Born Derbyshire 1907; died Edinburgh 1978
Harold Fletcher graduated in botany from Manchester University in 1929, and obtained a doctorate from Aberdeen University in 1933 where he lectured in botany. In 1934 he moved to the Royal Botanic Garden Edinburgh, continuing work on the taxonomy of Asiatic floras and gaining a DSc from Edinburgh University in 1939. Jointly with William Wright Smith he authored a key monograph on the genus primula, his other specialism being rhododendrons. Turning his attention to horticulture, he was appointed Director of the RHS Garden at Wisley in 1951 before returning to Edinburgh in 1954 as assistant Keeper at the Royal Botanic Garden Edinburgh and then Regius Keeper in 1956 (the point at which the posts of Regius Keeper and Regius Professor of the University were no longer held by one person). He energetically set about rejuvenating botany and horticulture in the Garden and oversaw a number of major developments including the refurbishment of Inverleith House as an art gallery, a purpose build Herbarium and Library which opened 1964, a new range of glasshouses, and the acquisition of the Logan Estate in Wigtownshire as a subtropical garden. He stimulated the post war revival of the Botanical Society of Edinburgh and was President of the International Association of Botanical Gardens 1964-69, having brought the Tenth International Botanical Congress to Edinburgh in 1964. Fletcher was appointed Queen’s Botanist in Scotland in 1967 and Honorary Professor of Botany at Edinburgh University in 1968. With W.H. Brown, he wrote the ‘History of the Royal Botanic Garden, Edinburgh 1670-1970’ and also authored books on the history of the RHS and plant explorers. Fletcher had a deep love of the arts and after his retirement in 1970 served on the board of the Edinburgh College of Art.
Sources: R. Desmond ‘Dictionary of British and Irish Botanists and Horticulturalists; HR Fletcher and WH Brown ‘The Royal Botanic Garden Edinburgh 1670-1970’; Deni Bown, ‘4 Gardens in One’.
Born Fife, 1837; died Edinburgh 1882
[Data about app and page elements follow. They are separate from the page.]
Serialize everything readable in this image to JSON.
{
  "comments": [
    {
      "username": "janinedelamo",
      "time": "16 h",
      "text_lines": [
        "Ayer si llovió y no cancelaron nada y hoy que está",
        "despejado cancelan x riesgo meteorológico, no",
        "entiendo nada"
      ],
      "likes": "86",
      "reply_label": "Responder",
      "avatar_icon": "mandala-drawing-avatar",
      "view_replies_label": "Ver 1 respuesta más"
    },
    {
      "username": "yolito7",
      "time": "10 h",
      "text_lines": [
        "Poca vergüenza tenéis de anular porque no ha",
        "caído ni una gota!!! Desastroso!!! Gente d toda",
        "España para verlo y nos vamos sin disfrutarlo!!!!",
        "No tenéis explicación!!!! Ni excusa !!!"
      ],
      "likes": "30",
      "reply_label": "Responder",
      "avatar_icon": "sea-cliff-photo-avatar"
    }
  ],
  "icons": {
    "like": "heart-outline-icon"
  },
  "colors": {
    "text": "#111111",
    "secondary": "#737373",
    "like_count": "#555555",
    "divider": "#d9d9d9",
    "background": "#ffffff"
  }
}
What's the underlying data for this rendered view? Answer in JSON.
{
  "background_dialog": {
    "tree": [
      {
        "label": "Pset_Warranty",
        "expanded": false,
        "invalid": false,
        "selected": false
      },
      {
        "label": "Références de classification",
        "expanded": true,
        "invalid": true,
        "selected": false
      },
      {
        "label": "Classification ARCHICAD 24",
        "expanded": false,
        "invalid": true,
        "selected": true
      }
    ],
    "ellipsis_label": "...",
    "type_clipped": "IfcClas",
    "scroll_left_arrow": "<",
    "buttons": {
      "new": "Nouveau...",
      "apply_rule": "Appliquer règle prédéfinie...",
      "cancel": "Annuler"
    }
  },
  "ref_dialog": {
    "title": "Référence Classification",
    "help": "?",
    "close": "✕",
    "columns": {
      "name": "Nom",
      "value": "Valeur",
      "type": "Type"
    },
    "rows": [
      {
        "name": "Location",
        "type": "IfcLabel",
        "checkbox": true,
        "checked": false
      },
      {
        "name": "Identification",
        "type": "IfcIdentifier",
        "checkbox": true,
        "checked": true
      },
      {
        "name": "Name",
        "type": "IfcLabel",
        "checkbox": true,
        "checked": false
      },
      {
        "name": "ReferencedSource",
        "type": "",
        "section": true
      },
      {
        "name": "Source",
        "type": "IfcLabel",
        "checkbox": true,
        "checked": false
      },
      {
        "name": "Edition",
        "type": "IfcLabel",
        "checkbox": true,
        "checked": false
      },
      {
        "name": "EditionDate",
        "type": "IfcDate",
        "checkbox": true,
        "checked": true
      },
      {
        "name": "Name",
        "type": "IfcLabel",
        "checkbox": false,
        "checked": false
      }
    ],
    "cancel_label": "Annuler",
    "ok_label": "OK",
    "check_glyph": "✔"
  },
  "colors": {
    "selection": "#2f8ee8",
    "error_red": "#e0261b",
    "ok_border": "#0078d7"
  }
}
John Sadler joined the staff of the Royal Botanic Garden Edinburgh in 1854, working in the propagating department and herbarium before becoming assistant to Regius Keeper Professor J.H. Balfour, a post he held for almost 25 years. He was appointed curator (principal gardener) at the Garden in 1879. An inveterate rambler he gained a great knowledge of the Scottish flora, especially the flora of Perthshire, and discovered many new stations for plants, several of which perpetuate his name. Sadler lectured regularly to the Botanical Society of Edinburgh, which he served as Assistant Secretary from 1858 until 1879. Known as a genial, good natured man his many other professional and social memberships included being a founder member of the Scottish Alpine Botanical Club (1868) and Secretary of the Scottish Arboricultural Society from 1862 to 1879. An all round practical botanist, he was awarded the Neill Prize in 1869 and also lectured in botany at the Royal High School for over 20 years. In 1881 he took charge of the development of the Arboretum, then administered separately from the Garden. While engaged in planting the Arboretum in December snow he caught a chill and died at the age of 45, leaving a widow and 7 children.
Sources: R. Desmond ‘Dictionary of British and Irish Botanists and Horticulturalists; HR Fletcher and WH Brown ‘The Royal Botanic Garden Edinburgh 1670-1970’; (Deni Bown, ‘4 Gardens in One’); obituary folder.